In the case of State ex rel. Richardson v. Growdy, Slip Opinion No. 2023-Ohio-976, the Ohio Supreme Court denied a citizen’s request to compel a new city council president to either appoint a clerk-of-council to certify a recall petition for the recall of an elective officer or certify the recall petition pursuant to R.C. 705.92 as the procedures set forth in East Cleveland City Charter Section 52 were inoperable given the vacancy in the clerk-of-council position. The Ohio Supreme Court also denied the citizen’s request to compel the board of elections to certify the recall petition given the vacancy in the clerk-of-council position.
In this case, the citizen argued that — because the clerk-of-council position was vacant on January 20, 2023, when the recall petitions were submitted for certification — (1) the new council president must be compelled to appoint a new clerk-of-council to complete the recall-petition process in time to place the recall elections on the May 2, 2023 primary-election ballot, (2) the new council president must be compelled to certify the petitions during the clerk-of-council vacancy, and (3) the clerk-of-council’s duties under the charter should be bypassed given the circumstances of this case and the board of elections should be permitted to certify the sufficiency of the petition signatures pursuant to R.C. 705.92. In response, the new council president argued that (1) the issues asserted by the citizen were moot since a new clerk-of-council was appointed and (2) the new council president did not have the legal authority to certify the petitions.
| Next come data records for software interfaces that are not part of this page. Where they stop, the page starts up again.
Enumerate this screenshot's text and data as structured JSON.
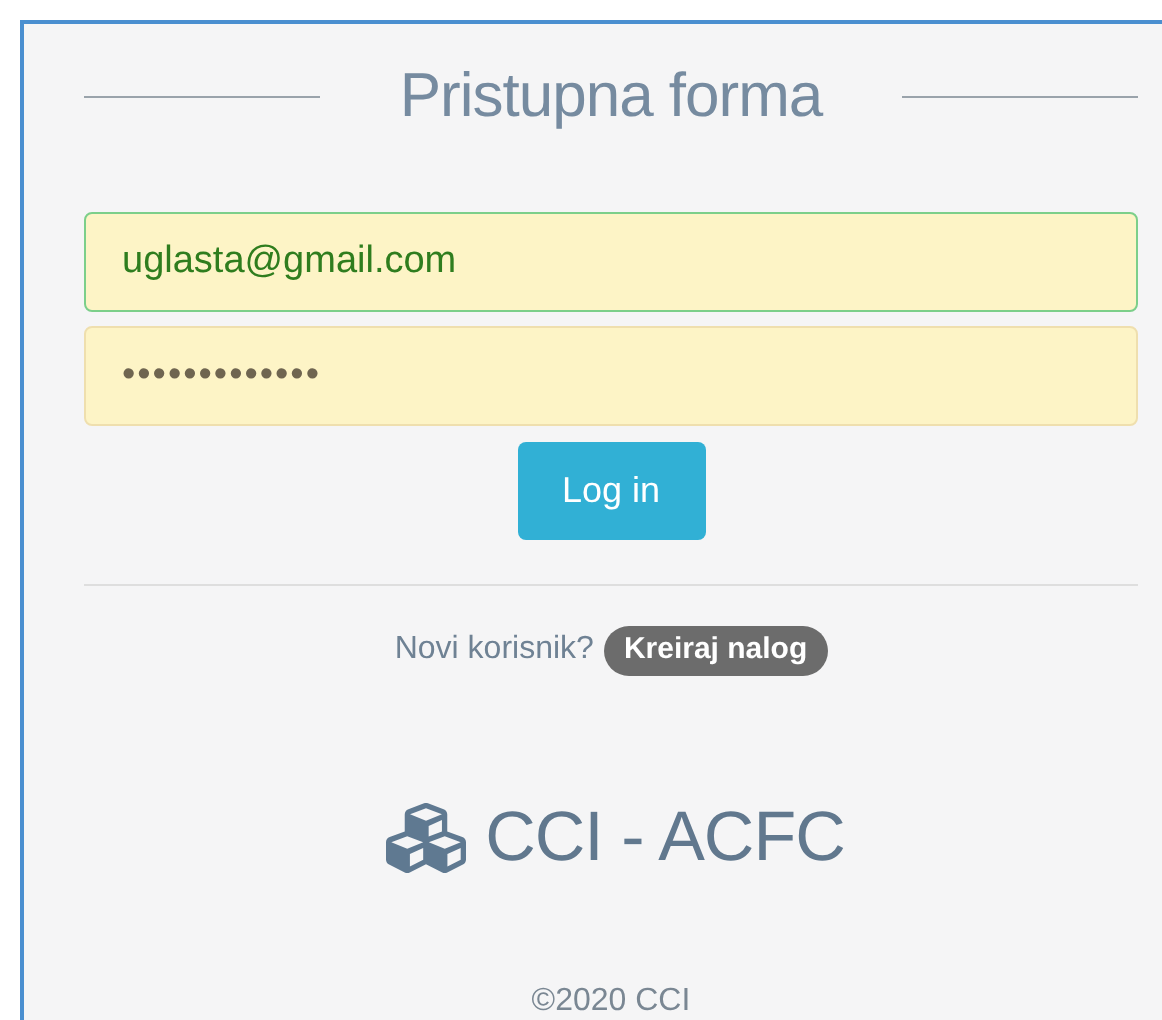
{
  "title": "Pristupna forma",
  "email_field": {
    "value": "uglasta@gmail.com"
  },
  "password_field": {
    "value": "•••••••••••••"
  },
  "login_button": "Log in",
  "signup_prompt": "Novi korisnik?",
  "signup_badge": "Kreiraj nalog",
  "logo_text": "CCI - ACFC",
  "footer": "©2020 CCI"
}
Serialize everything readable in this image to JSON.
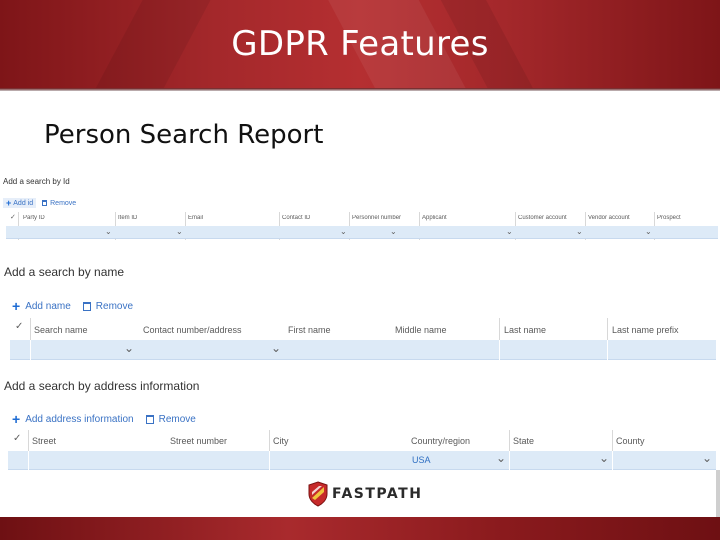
{
  "slide": {
    "title": "GDPR Features",
    "subtitle": "Person Search Report"
  },
  "section_id": {
    "title": "Add a search by Id",
    "add_label": "Add id",
    "remove_label": "Remove",
    "columns": [
      "Party ID",
      "Item ID",
      "Email",
      "Contact ID",
      "Personnel number",
      "Applicant",
      "Customer account",
      "Vendor account",
      "Prospect"
    ]
  },
  "section_name": {
    "title": "Add a search by name",
    "add_label": "Add name",
    "remove_label": "Remove",
    "columns": [
      "Search name",
      "Contact number/address",
      "First name",
      "Middle name",
      "Last name",
      "Last name prefix"
    ]
  },
  "section_address": {
    "title": "Add a search by address information",
    "add_label": "Add address information",
    "remove_label": "Remove",
    "columns": [
      "Street",
      "Street number",
      "City",
      "Country/region",
      "State",
      "County"
    ],
    "country_value": "USA"
  },
  "footer": {
    "logo_text": "FASTPATH"
  },
  "colors": {
    "header_red": "#a4282b",
    "link_blue": "#3a72c4",
    "row_fill": "#ddeaf7"
  },
  "icons": {
    "add": "plus-icon",
    "remove": "trash-icon",
    "select": "checkmark-icon",
    "dropdown": "chevron-down-icon"
  }
}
In response, the board of elections argued that R.C. 705.92 does not applies to municipalities. The Ohio Supreme Court found in favor of both the new council president and board of elections.
In support of its decision in favor of the new city council president, the Ohio Supreme Court explained that, by appointing a new clerk-of-council, the new council president already performed the action the citizen seeks to compel and, as a result, “[a] writ of mandamus will not issue to compel action that has been performed.” 2023-Ohio-976 at ¶ 14. The Ohio Supreme Court further explained that the council president has no legal duty to certify the number of valid signatures on the recall petitions as the charter imposes such duty upon the clerk-of-council, but the citizen did not name the clerk-of-council as a party to this case.
In support of its decision in favor of the board of elections, the Ohio Supreme Court explained that, because the charter provides that state laws apply to the city and its officers when they are not in conflict or inconsistent with the provisions of the charter, the provisions of R.C. 705.92 do not apply as they conflict with the recall provisions of the charter.
To read this case, click here.
Authors: Matthew John Markling and the McGown & Markling Team.
Note: This blog entry does not constitute – nor does it contain – legal advice. Legal jurisprudence is like the always-changing Midwestern weather. As a result, this single blog entry cannot substitute for consultation with a McGown & Markling attorney. If legal advice is needed with respect to a specific factual situation, please feel free to contact a McGown & Markling attorney.